Citing PatentFiling datePublication dateApplicantTitle
US4322134 *Apr 4, 1975Mar 30, 1982Director, National U.S. Government, Security AgencyElectronic lens
US4533950 *Mar 23, 1983Aug 6, 1985Visual Information Institute, Inc.Method of testing the linearity of a raster scan
US4575124 *Mar 20, 1984Mar 11, 1986Ampex CorporationReproducible gray scale test chart for television cameras
US4695892 *Jun 27, 1986Sep 22, 1987The United States Of America As Represented By The Secretary Of The ArmyMethod for determining the angular dimensions of a scene recorded by a video system

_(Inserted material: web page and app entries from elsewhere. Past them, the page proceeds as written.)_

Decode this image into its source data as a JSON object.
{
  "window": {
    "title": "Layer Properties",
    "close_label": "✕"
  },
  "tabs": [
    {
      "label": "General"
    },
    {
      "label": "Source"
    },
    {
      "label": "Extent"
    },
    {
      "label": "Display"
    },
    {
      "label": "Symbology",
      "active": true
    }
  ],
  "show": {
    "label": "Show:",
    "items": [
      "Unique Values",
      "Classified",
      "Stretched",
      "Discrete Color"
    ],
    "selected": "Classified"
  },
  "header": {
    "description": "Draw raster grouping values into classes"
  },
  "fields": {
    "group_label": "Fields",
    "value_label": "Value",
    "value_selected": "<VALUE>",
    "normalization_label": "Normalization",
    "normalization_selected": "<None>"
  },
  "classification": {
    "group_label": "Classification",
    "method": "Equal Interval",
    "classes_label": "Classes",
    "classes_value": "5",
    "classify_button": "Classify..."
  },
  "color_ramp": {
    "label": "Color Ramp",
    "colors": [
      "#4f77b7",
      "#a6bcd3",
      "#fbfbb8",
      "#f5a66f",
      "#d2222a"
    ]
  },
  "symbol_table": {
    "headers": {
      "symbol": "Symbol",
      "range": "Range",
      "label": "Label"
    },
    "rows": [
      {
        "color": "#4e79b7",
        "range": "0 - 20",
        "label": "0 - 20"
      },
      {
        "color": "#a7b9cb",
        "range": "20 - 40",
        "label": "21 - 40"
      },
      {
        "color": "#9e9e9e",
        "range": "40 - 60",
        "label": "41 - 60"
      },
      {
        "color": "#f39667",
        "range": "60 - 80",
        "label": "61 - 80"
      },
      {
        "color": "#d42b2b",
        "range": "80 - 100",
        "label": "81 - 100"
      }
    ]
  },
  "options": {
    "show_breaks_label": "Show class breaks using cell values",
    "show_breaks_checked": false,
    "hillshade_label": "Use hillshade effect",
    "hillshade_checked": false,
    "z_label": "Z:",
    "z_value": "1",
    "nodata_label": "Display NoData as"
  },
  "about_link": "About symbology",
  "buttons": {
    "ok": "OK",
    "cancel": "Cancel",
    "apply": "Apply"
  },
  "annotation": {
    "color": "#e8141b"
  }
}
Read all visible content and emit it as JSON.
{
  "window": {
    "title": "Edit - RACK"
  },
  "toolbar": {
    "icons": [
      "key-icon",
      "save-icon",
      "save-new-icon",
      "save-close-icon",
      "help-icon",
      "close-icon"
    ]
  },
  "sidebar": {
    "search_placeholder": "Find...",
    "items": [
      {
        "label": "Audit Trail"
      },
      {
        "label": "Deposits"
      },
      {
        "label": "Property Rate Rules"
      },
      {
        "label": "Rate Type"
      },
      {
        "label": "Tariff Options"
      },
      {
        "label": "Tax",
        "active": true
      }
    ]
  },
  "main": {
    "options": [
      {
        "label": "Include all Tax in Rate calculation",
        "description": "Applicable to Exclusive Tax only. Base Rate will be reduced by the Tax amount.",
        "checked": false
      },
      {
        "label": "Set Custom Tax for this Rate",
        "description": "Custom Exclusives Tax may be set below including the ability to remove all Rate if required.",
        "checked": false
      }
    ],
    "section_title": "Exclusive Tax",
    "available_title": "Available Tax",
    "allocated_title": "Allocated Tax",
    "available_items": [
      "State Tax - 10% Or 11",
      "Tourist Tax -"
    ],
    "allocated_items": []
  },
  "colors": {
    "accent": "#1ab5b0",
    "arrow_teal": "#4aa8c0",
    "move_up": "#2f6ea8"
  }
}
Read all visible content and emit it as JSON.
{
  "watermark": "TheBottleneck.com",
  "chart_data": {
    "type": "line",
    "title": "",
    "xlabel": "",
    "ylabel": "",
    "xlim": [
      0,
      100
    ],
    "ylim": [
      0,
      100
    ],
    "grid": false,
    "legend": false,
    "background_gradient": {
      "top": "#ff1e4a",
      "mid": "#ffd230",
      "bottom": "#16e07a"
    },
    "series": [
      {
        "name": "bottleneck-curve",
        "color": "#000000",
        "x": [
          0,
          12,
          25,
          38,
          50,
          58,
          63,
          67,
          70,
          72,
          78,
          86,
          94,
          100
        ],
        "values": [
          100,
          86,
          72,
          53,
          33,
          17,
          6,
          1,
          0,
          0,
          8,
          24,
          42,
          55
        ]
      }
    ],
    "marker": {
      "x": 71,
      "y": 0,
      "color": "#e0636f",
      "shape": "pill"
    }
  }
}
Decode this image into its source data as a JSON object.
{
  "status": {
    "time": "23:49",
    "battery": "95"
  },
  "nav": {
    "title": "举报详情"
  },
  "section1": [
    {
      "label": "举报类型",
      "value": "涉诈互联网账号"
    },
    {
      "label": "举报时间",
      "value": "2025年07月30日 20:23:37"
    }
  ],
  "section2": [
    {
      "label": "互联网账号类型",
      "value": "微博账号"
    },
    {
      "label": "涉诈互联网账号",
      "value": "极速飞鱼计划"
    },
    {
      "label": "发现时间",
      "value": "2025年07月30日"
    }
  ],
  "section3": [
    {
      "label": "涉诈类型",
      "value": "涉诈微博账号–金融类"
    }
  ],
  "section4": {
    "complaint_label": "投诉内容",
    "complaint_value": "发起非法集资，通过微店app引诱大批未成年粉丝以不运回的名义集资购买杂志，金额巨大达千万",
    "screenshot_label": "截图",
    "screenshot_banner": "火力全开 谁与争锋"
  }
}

US5748229 *Jun 26, 1996May 5, 1998Mci CorporationSystem and method for evaluating video fidelity by determining information frame rate
WO1997050256A1 *Jun 26, 1997Dec 31, 1997Mci Communications CorporationSystem and method for evaluating video fidelity by determining information frame rate
U.S. Classification348/180, 348/E17.1, 250/550
International ClassificationH04N17/00
Cooperative ClassificationH04N17/00
European ClassificationH04N17/00